> **PROVIDED RECORDS**:
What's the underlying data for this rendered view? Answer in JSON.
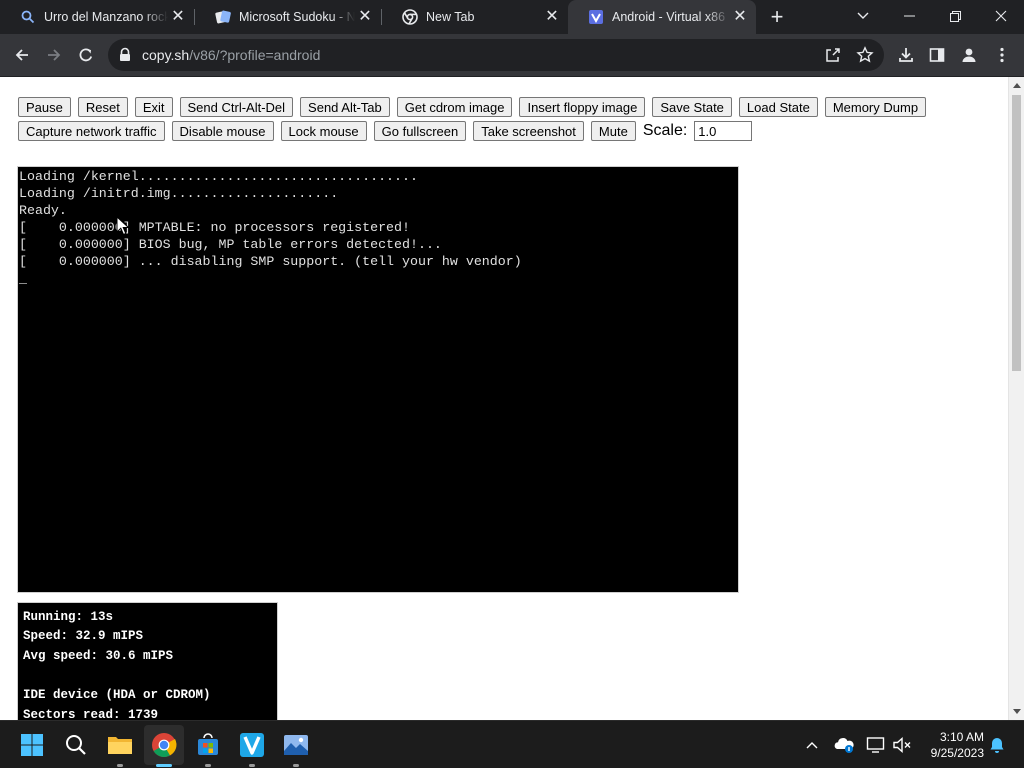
{
  "window": {
    "tabs": [
      {
        "title": "Urro del Manzano rocky",
        "favicon": "search-icon",
        "active": false
      },
      {
        "title": "Microsoft Sudoku - News",
        "favicon": "sudoku-icon",
        "active": false
      },
      {
        "title": "New Tab",
        "favicon": "chrome-icon",
        "active": false
      },
      {
        "title": "Android - Virtual x86",
        "favicon": "v86-icon",
        "active": true
      }
    ],
    "close_glyph": "✕",
    "new_tab_glyph": "+"
  },
  "toolbar": {
    "url_host": "copy.sh",
    "url_path": "/v86/?profile=android"
  },
  "controls": {
    "row1": [
      "Pause",
      "Reset",
      "Exit",
      "Send Ctrl-Alt-Del",
      "Send Alt-Tab",
      "Get cdrom image",
      "Insert floppy image",
      "Save State",
      "Load State",
      "Memory Dump"
    ],
    "row2": [
      "Capture network traffic",
      "Disable mouse",
      "Lock mouse",
      "Go fullscreen",
      "Take screenshot",
      "Mute"
    ],
    "scale_label": "Scale:",
    "scale_value": "1.0"
  },
  "screen": {
    "lines": [
      "Loading /kernel...................................",
      "Loading /initrd.img.....................",
      "Ready.",
      "[    0.000000] MPTABLE: no processors registered!",
      "[    0.000000] BIOS bug, MP table errors detected!...",
      "[    0.000000] ... disabling SMP support. (tell your hw vendor)",
      "_"
    ]
  },
  "info": {
    "running": "Running: 13s",
    "speed": "Speed: 32.9 mIPS",
    "avg_speed": "Avg speed: 30.6 mIPS",
    "ide_heading": "IDE device (HDA or CDROM)",
    "sectors_read": "Sectors read: 1739"
  },
  "taskbar": {
    "time": "3:10 AM",
    "date": "9/25/2023",
    "apps": [
      "start-icon",
      "search-icon",
      "file-explorer-icon",
      "chrome-icon",
      "store-icon",
      "vscode-like-v-icon",
      "photos-icon"
    ]
  },
  "colors": {
    "chrome_dark": "#202124",
    "toolbar": "#35363a",
    "terminal_bg": "#000000",
    "terminal_fg": "#e0e0e0",
    "taskbar": "#1c1c1c"
  }
}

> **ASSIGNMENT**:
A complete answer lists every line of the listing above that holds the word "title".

> **RESULT OF THIS TASK**:
        "title": "Urro del Manzano rocky",
        "title": "Microsoft Sudoku - News",
        "title": "New Tab",
        "title": "Android - Virtual x86",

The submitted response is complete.